[Show abstract][Hide abstract] ABSTRACT: Effects of simulated autopsy delay on hippocampal miRNA levels and miRNA biogenesis components. Results of simulated autopsy delay experiments using mouse brain. RT-PCR analysis of three miRNAs and Western blots showing effects on protein levels of Dicer, Drosha and Ago2 (MS Word).
[Show abstract][Hide abstract] ABSTRACT: When an otherwise harmful insult to the brain is preceded by a brief, noninjurious stimulus, the brain becomes tolerant, and the resulting damage is reduced. Epileptic tolerance develops when brief seizures precede an episode of prolonged seizures (status epilepticus). MicroRNAs (miRNAs) are small, noncoding RNAs that function as post-transcriptional regulators of gene expression.

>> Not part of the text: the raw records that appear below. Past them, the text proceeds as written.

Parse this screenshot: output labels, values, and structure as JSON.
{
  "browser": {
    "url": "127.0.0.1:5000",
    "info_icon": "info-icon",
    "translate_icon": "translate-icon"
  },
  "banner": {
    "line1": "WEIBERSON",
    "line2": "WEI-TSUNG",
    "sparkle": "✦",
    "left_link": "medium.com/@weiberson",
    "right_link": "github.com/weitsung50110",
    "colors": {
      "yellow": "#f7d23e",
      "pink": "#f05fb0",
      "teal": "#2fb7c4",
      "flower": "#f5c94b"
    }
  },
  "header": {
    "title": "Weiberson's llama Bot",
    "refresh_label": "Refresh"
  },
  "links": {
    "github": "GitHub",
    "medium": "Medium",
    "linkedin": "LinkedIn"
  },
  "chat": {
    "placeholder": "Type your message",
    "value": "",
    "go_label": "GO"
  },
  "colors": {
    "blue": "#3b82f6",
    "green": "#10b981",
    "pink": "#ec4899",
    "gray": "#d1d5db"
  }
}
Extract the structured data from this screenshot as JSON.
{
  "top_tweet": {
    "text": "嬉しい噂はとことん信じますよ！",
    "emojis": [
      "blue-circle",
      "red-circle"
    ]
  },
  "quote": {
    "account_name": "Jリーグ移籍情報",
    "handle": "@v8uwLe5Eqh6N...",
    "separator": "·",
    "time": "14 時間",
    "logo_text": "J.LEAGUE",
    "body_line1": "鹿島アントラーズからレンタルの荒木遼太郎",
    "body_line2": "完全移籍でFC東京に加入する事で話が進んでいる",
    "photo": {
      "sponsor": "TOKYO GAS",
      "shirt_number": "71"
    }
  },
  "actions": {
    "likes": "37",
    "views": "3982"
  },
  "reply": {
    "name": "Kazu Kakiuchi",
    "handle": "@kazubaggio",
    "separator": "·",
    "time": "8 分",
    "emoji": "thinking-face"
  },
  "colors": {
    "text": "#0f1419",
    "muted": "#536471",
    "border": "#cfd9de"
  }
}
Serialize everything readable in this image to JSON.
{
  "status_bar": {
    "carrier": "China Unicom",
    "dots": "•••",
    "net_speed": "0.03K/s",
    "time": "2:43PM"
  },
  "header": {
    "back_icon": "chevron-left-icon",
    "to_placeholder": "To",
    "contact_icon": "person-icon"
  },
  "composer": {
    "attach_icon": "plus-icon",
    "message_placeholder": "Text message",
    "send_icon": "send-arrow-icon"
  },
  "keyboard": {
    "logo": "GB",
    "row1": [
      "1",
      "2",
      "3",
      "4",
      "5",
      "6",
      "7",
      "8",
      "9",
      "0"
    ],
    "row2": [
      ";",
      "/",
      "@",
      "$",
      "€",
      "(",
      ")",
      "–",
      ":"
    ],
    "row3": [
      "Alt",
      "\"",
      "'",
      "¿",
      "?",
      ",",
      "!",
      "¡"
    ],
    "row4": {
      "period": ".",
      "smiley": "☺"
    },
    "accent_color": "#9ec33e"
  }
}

We investigated how prior seizure preconditioning affects the miRNA response to status epilepticus evoked by intra-amygdalar kainic acid in mice. The miRNA was extracted from the ipsilateral CA3 subfield 24 hours after focal-onset status epilepticus in animals that had previously received either seizure preconditioning (tolerance) or no preconditioning (injury), and mature miRNA levels were measured using TaqMan low-density arrays. Expression of 21 miRNAs was increased, relative to control, after status epilepticus alone, and expression of 12 miRNAs was decreased. Increased miR-132 levels were matched with increased binding to Argonaute-2, a constituent of the RNA-induced silencing complex. In tolerant animals, expression responses of >40% of the injury-group-detected miRNAs differed, being either unchanged relative to control or down-regulated, and this included miR-132. In vivo microinjection of locked nucleic acid-modified oligonucleotides (antagomirs) against miR-132 depleted hippocampal miR-132 levels and reduced seizure-induced neuronal death. Thus, our data strongly suggest that miRNAs are important regulators of seizure-induced neuronal death.
Full-text · Article · Sep 2011 · American Journal Of Pathology
[Show abstract][Hide abstract] ABSTRACT: Crosslinking and the resultant changes in mechanical properties have been shown to influence cellular activity within collagen biomaterials. With this in mind, we sought to determine the effects of crosslinking on both the compressive modulus of collagen-glycosaminoglycan scaffolds and the activity of osteoblasts seeded within them. Dehydrothermal, 1-ethyl-3-3-dimethyl aminopropyl carbodiimide and glutaraldehyde crosslinking treatments were first investigated for their effect on the compressive modulus of the scaffolds. After this, the most promising treatments were used to study the effects of crosslinking on cellular attachment, proliferation, and infiltration. Our experiments have demonstrated that a wide range of scaffold compressive moduli can be attained by varying the parameters of the crosslinking treatments. 1-Ethyl-3-3-dimethyl aminopropyl carbodiimide and glutaraldehyde treatments produced the stiffest scaffolds (fourfold increase when compared to dehydrothermal crosslinking). When cells were seeded onto the scaffolds, the stiffest scaffolds also showed increased cell number and enhanced cellular distribution when compared to the other groups. Taken together, these results indicate that crosslinking can be used to produce collagen-glycosaminoglycan scaffolds with a range of compressive moduli, and that increased stiffness enhances cellular activity within the scaffolds.
Full-text · Article · May 2011 · Tissue Engineering Part A